▸ WHAT NEEDS TO BE DONE
Repeat the data below exactly, dropping any pictures it holds.

▸ SOURCE INFORMATION
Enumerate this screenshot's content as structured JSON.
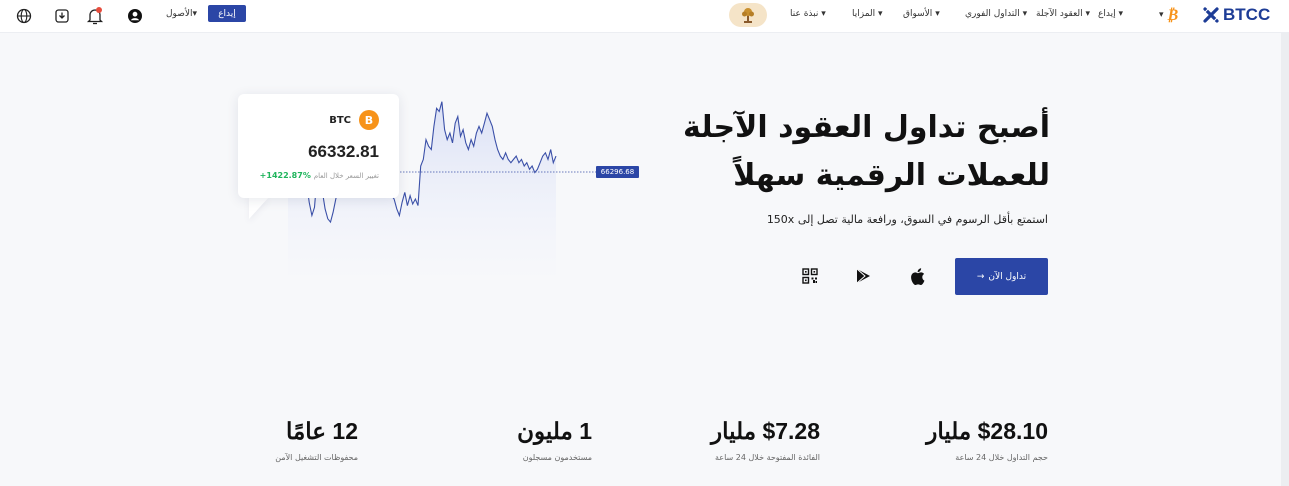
{
  "header": {
    "logo_text": "BTCC",
    "nav": {
      "deposit": "إيداع",
      "futures": "العقود الآجلة",
      "spot": "التداول الفوري",
      "markets": "الأسواق",
      "features": "المزايا",
      "about": "نبذة عنا"
    },
    "dropdown_arrow": "▾",
    "account_link": "الأصول",
    "deposit_button": "إيداع",
    "icons": [
      "globe-icon",
      "download-icon",
      "bell-icon",
      "user-icon",
      "tree-icon",
      "bitcoin-icon"
    ],
    "colors": {
      "brand": "#1d3c96",
      "button": "#2b46a6",
      "notification_dot": "#e74c3c"
    }
  },
  "hero": {
    "title_line1": "أصبح تداول العقود الآجلة",
    "title_line2": "للعملات الرقمية سهلاً",
    "subtitle": "استمتع بأقل الرسوم في السوق، ورافعة مالية تصل إلى 150x",
    "trade_button": "تداول الآن",
    "trade_button_arrow": "→",
    "app_icons": [
      "qr-code-icon",
      "google-play-icon",
      "apple-icon"
    ]
  },
  "price_card": {
    "coin": "BTC",
    "price": "66332.81",
    "change_label": "تغيير السعر خلال العام",
    "change_value": "+1422.87%",
    "current_price_tag": "66296.68"
  },
  "chart_data": {
    "type": "area",
    "series": [
      {
        "values": [
          0.42,
          0.56,
          0.6,
          0.52,
          0.47,
          0.66,
          0.58,
          0.5,
          0.38,
          0.3,
          0.35,
          0.55,
          0.62,
          0.44,
          0.34,
          0.28,
          0.26,
          0.32,
          0.4,
          0.46,
          0.5,
          0.6,
          0.74,
          0.86,
          0.88,
          0.96,
          0.92,
          0.84,
          0.88,
          0.86,
          0.82,
          0.9,
          0.86,
          0.8,
          0.7,
          0.6,
          0.64,
          0.56,
          0.5,
          0.42,
          0.4,
          0.34,
          0.3,
          0.38,
          0.44,
          0.36,
          0.42,
          0.37,
          0.4,
          0.36,
          0.6,
          0.64,
          0.76,
          0.72,
          0.7,
          0.84,
          0.95,
          0.93,
          0.99,
          0.82,
          0.76,
          0.8,
          0.74,
          0.86,
          0.9,
          0.78,
          0.82,
          0.74,
          0.7,
          0.76,
          0.72,
          0.8,
          0.84,
          0.8,
          0.86,
          0.92,
          0.88,
          0.84,
          0.76,
          0.7,
          0.66,
          0.64,
          0.68,
          0.64,
          0.62,
          0.64,
          0.66,
          0.62,
          0.64,
          0.6,
          0.62,
          0.58,
          0.6,
          0.56,
          0.58,
          0.62,
          0.66,
          0.68,
          0.64,
          0.7,
          0.62,
          0.66
        ]
      }
    ],
    "line_color": "#3b50a8",
    "fill_color": "#dfe4f6"
  },
  "stats": [
    {
      "value": "$28.10 مليار",
      "label": "حجم التداول خلال 24 ساعة"
    },
    {
      "value": "$7.28 مليار",
      "label": "الفائدة المفتوحة خلال 24 ساعة"
    },
    {
      "value": "1 مليون",
      "label": "مستخدمون مسجلون"
    },
    {
      "value": "12 عامًا",
      "label": "محفوظات التشغيل الآمن"
    }
  ]
}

▸ THE COMPLETED TASK
Enumerate this screenshot's content as structured JSON.
{
  "header": {
    "logo_text": "BTCC",
    "nav": {
      "deposit": "إيداع",
      "futures": "العقود الآجلة",
      "spot": "التداول الفوري",
      "markets": "الأسواق",
      "features": "المزايا",
      "about": "نبذة عنا"
    },
    "dropdown_arrow": "▾",
    "account_link": "الأصول",
    "deposit_button": "إيداع",
    "icons": [
      "globe-icon",
      "download-icon",
      "bell-icon",
      "user-icon",
      "tree-icon",
      "bitcoin-icon"
    ],
    "colors": {
      "brand": "#1d3c96",
      "button": "#2b46a6",
      "notification_dot": "#e74c3c"
    }
  },
  "hero": {
    "title_line1": "أصبح تداول العقود الآجلة",
    "title_line2": "للعملات الرقمية سهلاً",
    "subtitle": "استمتع بأقل الرسوم في السوق، ورافعة مالية تصل إلى 150x",
    "trade_button": "تداول الآن",
    "trade_button_arrow": "→",
    "app_icons": [
      "qr-code-icon",
      "google-play-icon",
      "apple-icon"
    ]
  },
  "price_card": {
    "coin": "BTC",
    "price": "66332.81",
    "change_label": "تغيير السعر خلال العام",
    "change_value": "+1422.87%",
    "current_price_tag": "66296.68"
  },
  "chart_data": {
    "type": "area",
    "series": [
      {
        "values": [
          0.42,
          0.56,
          0.6,
          0.52,
          0.47,
          0.66,
          0.58,
          0.5,
          0.38,
          0.3,
          0.35,
          0.55,
          0.62,
          0.44,
          0.34,
          0.28,
          0.26,
          0.32,
          0.4,
          0.46,
          0.5,
          0.6,
          0.74,
          0.86,
          0.88,
          0.96,
          0.92,
          0.84,
          0.88,
          0.86,
          0.82,
          0.9,
          0.86,
          0.8,
          0.7,
          0.6,
          0.64,
          0.56,
          0.5,
          0.42,
          0.4,
          0.34,
          0.3,
          0.38,
          0.44,
          0.36,
          0.42,
          0.37,
          0.4,
          0.36,
          0.6,
          0.64,
          0.76,
          0.72,
          0.7,
          0.84,
          0.95,
          0.93,
          0.99,
          0.82,
          0.76,
          0.8,
          0.74,
          0.86,
          0.9,
          0.78,
          0.82,
          0.74,
          0.7,
          0.76,
          0.72,
          0.8,
          0.84,
          0.8,
          0.86,
          0.92,
          0.88,
          0.84,
          0.76,
          0.7,
          0.66,
          0.64,
          0.68,
          0.64,
          0.62,
          0.64,
          0.66,
          0.62,
          0.64,
          0.6,
          0.62,
          0.58,
          0.6,
          0.56,
          0.58,
          0.62,
          0.66,
          0.68,
          0.64,
          0.7,
          0.62,
          0.66
        ]
      }
    ],
    "line_color": "#3b50a8",
    "fill_color": "#dfe4f6"
  },
  "stats": [
    {
      "value": "$28.10 مليار",
      "label": "حجم التداول خلال 24 ساعة"
    },
    {
      "value": "$7.28 مليار",
      "label": "الفائدة المفتوحة خلال 24 ساعة"
    },
    {
      "value": "1 مليون",
      "label": "مستخدمون مسجلون"
    },
    {
      "value": "12 عامًا",
      "label": "محفوظات التشغيل الآمن"
    }
  ]
}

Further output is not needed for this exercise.